Sunday, November 1, 2015

James Frascatore, the NYPD officer who arrested James Blake, aspired to follow brother's MLB career

James Frascatore, the NYPD cop who had his gun and badge removed after taking down retired tennis star James Blake earlier this week in front of the Grand Hyatt Hotel in Manhattan, was a local budding baseball star before starting what has been a tumultuous career as a police officer. The younger brother of former major league pitcher John Frascatore, had a strong amateur career that he hoped take him on a similar path.

The 38-year-old Oceanside, New York native was a standout pitcher at Oceanside High School, where he earned honorable mention for New York State Player of the Year in 1995 by USA Today. A right-handed pitcher, Frascatore was attempting to follow in the footsteps of his older brother John, who excelled at Long Island University-CW Post before spending seven years in the major leagues as a pitcher for the St. Louis Cardinals, Arizona Diamondbacks, and the Toronto Blue Jays.

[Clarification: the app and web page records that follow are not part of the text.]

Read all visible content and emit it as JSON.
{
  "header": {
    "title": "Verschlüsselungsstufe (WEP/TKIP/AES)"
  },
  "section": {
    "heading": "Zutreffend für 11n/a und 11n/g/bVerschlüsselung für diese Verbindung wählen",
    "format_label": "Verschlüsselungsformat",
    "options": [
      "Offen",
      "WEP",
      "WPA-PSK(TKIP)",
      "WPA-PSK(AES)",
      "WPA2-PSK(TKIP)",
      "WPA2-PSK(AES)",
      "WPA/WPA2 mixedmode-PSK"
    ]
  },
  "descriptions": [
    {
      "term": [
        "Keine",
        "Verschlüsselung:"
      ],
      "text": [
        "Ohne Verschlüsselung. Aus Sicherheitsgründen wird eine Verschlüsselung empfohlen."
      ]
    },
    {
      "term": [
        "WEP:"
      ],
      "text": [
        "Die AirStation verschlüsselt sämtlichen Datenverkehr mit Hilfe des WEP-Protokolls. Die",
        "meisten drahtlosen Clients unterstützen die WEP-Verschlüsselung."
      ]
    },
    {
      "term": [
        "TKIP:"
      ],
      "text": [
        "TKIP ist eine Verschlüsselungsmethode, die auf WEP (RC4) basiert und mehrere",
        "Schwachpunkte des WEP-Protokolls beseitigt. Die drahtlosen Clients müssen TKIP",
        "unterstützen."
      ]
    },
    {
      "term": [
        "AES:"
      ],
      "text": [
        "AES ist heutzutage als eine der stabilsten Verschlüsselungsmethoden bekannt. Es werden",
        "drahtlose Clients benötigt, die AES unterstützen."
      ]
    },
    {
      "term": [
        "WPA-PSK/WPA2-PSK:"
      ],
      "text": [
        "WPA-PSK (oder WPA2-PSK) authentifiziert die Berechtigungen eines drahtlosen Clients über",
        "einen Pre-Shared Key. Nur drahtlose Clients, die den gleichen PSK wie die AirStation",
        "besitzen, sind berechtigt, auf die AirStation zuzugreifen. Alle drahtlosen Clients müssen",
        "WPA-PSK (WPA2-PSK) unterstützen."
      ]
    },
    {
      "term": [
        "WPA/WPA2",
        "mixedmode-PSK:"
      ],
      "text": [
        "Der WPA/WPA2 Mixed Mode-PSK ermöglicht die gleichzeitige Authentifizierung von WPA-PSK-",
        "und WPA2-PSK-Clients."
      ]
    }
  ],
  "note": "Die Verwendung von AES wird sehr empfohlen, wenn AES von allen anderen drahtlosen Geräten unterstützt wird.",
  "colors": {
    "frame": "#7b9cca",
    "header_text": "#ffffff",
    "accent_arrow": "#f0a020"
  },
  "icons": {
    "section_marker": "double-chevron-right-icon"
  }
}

Frascatore played his collegiate ball at New York Tech and Queens College, but ultimately could not duplicate the success of his older brother. He ran the Big League Baseball Academy in Oceanside from 2002-2007 before working towards his current position with the NYPD. In 2013, three separate excessive force complaints were filed against him with the Civilian Compliant Review Board.